- **Activity**: Each record below needs to be set down again exactly.

-- Source records follows --

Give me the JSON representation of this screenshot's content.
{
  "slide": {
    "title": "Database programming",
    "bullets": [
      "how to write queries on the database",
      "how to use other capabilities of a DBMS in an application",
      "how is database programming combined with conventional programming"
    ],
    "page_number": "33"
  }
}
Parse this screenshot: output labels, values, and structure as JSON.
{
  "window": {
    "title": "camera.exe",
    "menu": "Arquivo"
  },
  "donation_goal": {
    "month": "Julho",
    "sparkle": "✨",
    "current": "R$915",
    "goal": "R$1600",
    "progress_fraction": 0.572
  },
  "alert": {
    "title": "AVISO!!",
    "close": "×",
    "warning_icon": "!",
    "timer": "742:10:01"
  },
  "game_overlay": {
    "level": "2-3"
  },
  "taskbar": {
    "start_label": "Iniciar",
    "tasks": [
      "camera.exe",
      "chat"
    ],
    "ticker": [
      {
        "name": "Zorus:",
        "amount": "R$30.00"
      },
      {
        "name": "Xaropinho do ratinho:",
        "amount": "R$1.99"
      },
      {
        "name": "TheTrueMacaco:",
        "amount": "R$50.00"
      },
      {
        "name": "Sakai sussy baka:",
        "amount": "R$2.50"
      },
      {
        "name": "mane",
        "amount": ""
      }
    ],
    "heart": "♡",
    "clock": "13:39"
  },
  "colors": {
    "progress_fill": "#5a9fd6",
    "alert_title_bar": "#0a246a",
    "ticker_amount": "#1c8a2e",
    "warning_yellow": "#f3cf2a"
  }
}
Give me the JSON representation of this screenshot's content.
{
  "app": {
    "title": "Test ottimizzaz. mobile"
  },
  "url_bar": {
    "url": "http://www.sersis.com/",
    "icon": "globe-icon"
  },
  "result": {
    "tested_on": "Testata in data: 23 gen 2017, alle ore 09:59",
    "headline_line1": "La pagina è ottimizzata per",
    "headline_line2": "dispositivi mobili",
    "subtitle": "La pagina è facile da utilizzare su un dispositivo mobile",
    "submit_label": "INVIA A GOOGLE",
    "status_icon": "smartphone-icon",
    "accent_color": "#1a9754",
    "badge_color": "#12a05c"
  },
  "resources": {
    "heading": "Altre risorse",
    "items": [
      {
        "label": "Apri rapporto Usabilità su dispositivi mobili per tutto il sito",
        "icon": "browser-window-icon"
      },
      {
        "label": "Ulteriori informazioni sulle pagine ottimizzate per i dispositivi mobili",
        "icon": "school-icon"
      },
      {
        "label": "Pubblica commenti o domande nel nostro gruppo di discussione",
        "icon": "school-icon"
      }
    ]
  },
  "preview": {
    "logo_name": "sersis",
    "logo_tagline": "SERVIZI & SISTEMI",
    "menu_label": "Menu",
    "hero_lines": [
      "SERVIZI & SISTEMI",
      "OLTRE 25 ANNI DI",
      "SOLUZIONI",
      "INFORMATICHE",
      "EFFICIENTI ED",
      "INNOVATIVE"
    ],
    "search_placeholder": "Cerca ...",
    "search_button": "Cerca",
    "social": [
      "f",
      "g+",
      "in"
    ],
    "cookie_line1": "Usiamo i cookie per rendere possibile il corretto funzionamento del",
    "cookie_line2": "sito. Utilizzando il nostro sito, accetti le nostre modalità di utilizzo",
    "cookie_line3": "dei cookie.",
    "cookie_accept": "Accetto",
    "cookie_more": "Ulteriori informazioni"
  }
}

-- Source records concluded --

- **Output for this exercise**:
Give me the JSON representation of this screenshot's content.
{
  "slide": {
    "title": "Database programming",
    "bullets": [
      "how to write queries on the database",
      "how to use other capabilities of a DBMS in an application",
      "how is database programming combined with conventional programming"
    ],
    "page_number": "33"
  }
}
Parse this screenshot: output labels, values, and structure as JSON.
{
  "window": {
    "title": "camera.exe",
    "menu": "Arquivo"
  },
  "donation_goal": {
    "month": "Julho",
    "sparkle": "✨",
    "current": "R$915",
    "goal": "R$1600",
    "progress_fraction": 0.572
  },
  "alert": {
    "title": "AVISO!!",
    "close": "×",
    "warning_icon": "!",
    "timer": "742:10:01"
  },
  "game_overlay": {
    "level": "2-3"
  },
  "taskbar": {
    "start_label": "Iniciar",
    "tasks": [
      "camera.exe",
      "chat"
    ],
    "ticker": [
      {
        "name": "Zorus:",
        "amount": "R$30.00"
      },
      {
        "name": "Xaropinho do ratinho:",
        "amount": "R$1.99"
      },
      {
        "name": "TheTrueMacaco:",
        "amount": "R$50.00"
      },
      {
        "name": "Sakai sussy baka:",
        "amount": "R$2.50"
      },
      {
        "name": "mane",
        "amount": ""
      }
    ],
    "heart": "♡",
    "clock": "13:39"
  },
  "colors": {
    "progress_fill": "#5a9fd6",
    "alert_title_bar": "#0a246a",
    "ticker_amount": "#1c8a2e",
    "warning_yellow": "#f3cf2a"
  }
}
Give me the JSON representation of this screenshot's content.
{
  "app": {
    "title": "Test ottimizzaz. mobile"
  },
  "url_bar": {
    "url": "http://www.sersis.com/",
    "icon": "globe-icon"
  },
  "result": {
    "tested_on": "Testata in data: 23 gen 2017, alle ore 09:59",
    "headline_line1": "La pagina è ottimizzata per",
    "headline_line2": "dispositivi mobili",
    "subtitle": "La pagina è facile da utilizzare su un dispositivo mobile",
    "submit_label": "INVIA A GOOGLE",
    "status_icon": "smartphone-icon",
    "accent_color": "#1a9754",
    "badge_color": "#12a05c"
  },
  "resources": {
    "heading": "Altre risorse",
    "items": [
      {
        "label": "Apri rapporto Usabilità su dispositivi mobili per tutto il sito",
        "icon": "browser-window-icon"
      },
      {
        "label": "Ulteriori informazioni sulle pagine ottimizzate per i dispositivi mobili",
        "icon": "school-icon"
      },
      {
        "label": "Pubblica commenti o domande nel nostro gruppo di discussione",
        "icon": "school-icon"
      }
    ]
  },
  "preview": {
    "logo_name": "sersis",
    "logo_tagline": "SERVIZI & SISTEMI",
    "menu_label": "Menu",
    "hero_lines": [
      "SERVIZI & SISTEMI",
      "OLTRE 25 ANNI DI",
      "SOLUZIONI",
      "INFORMATICHE",
      "EFFICIENTI ED",
      "INNOVATIVE"
    ],
    "search_placeholder": "Cerca ...",
    "search_button": "Cerca",
    "social": [
      "f",
      "g+",
      "in"
    ],
    "cookie_line1": "Usiamo i cookie per rendere possibile il corretto funzionamento del",
    "cookie_line2": "sito. Utilizzando il nostro sito, accetti le nostre modalità di utilizzo",
    "cookie_line3": "dei cookie.",
    "cookie_accept": "Accetto",
    "cookie_more": "Ulteriori informazioni"
  }
}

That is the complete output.